__Exercise details__: Give back the entries exactly as they read, leaving each image out.

__Page and application data records__:
>>
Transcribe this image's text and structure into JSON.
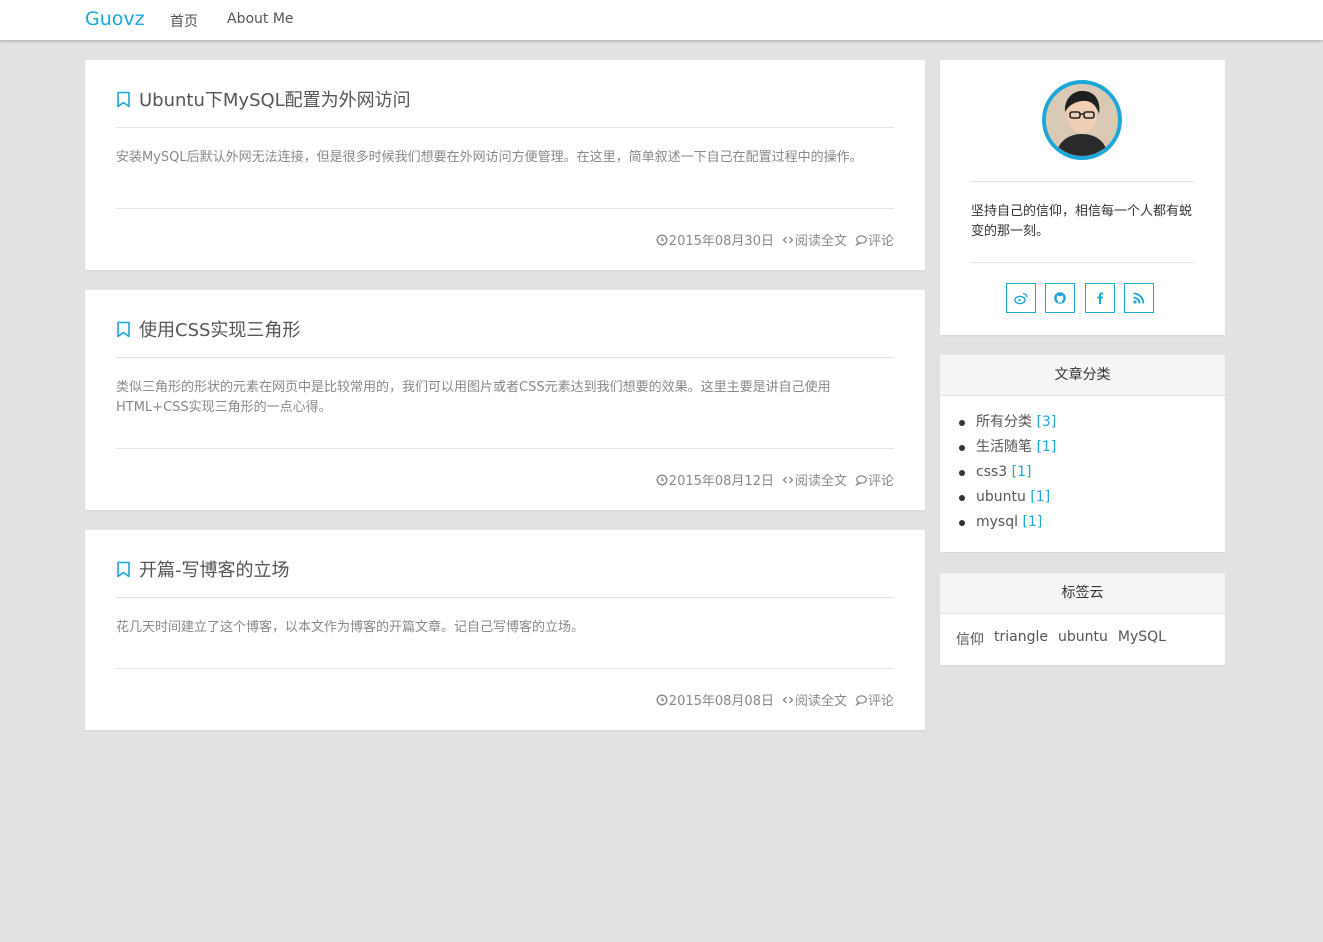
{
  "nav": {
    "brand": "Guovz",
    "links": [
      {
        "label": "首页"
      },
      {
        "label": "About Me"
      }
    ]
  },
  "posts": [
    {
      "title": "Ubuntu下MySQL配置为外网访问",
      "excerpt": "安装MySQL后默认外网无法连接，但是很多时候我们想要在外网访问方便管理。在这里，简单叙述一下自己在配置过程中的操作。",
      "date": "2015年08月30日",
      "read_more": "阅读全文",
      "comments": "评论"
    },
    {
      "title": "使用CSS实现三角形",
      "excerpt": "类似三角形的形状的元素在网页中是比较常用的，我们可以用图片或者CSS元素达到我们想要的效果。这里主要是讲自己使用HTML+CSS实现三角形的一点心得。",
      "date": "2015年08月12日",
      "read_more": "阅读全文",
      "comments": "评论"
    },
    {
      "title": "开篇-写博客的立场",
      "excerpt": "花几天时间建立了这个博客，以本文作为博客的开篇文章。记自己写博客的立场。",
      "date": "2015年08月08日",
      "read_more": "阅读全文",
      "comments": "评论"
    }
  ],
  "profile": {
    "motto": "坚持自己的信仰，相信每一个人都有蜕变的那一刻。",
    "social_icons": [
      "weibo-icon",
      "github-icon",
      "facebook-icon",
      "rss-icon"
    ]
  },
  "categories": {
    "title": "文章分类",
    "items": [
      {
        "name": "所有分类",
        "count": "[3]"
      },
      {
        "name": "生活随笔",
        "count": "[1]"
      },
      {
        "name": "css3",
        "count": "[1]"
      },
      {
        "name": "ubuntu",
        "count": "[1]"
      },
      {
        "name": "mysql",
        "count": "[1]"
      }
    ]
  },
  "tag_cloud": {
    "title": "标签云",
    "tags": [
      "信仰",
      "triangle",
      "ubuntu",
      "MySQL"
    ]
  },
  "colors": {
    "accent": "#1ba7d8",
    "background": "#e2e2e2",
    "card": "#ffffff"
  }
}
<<
__Answer to this exercise__:
Transcribe this image's text and structure into JSON.
{
  "nav": {
    "brand": "Guovz",
    "links": [
      {
        "label": "首页"
      },
      {
        "label": "About Me"
      }
    ]
  },
  "posts": [
    {
      "title": "Ubuntu下MySQL配置为外网访问",
      "excerpt": "安装MySQL后默认外网无法连接，但是很多时候我们想要在外网访问方便管理。在这里，简单叙述一下自己在配置过程中的操作。",
      "date": "2015年08月30日",
      "read_more": "阅读全文",
      "comments": "评论"
    },
    {
      "title": "使用CSS实现三角形",
      "excerpt": "类似三角形的形状的元素在网页中是比较常用的，我们可以用图片或者CSS元素达到我们想要的效果。这里主要是讲自己使用HTML+CSS实现三角形的一点心得。",
      "date": "2015年08月12日",
      "read_more": "阅读全文",
      "comments": "评论"
    },
    {
      "title": "开篇-写博客的立场",
      "excerpt": "花几天时间建立了这个博客，以本文作为博客的开篇文章。记自己写博客的立场。",
      "date": "2015年08月08日",
      "read_more": "阅读全文",
      "comments": "评论"
    }
  ],
  "profile": {
    "motto": "坚持自己的信仰，相信每一个人都有蜕变的那一刻。",
    "social_icons": [
      "weibo-icon",
      "github-icon",
      "facebook-icon",
      "rss-icon"
    ]
  },
  "categories": {
    "title": "文章分类",
    "items": [
      {
        "name": "所有分类",
        "count": "[3]"
      },
      {
        "name": "生活随笔",
        "count": "[1]"
      },
      {
        "name": "css3",
        "count": "[1]"
      },
      {
        "name": "ubuntu",
        "count": "[1]"
      },
      {
        "name": "mysql",
        "count": "[1]"
      }
    ]
  },
  "tag_cloud": {
    "title": "标签云",
    "tags": [
      "信仰",
      "triangle",
      "ubuntu",
      "MySQL"
    ]
  },
  "colors": {
    "accent": "#1ba7d8",
    "background": "#e2e2e2",
    "card": "#ffffff"
  }
}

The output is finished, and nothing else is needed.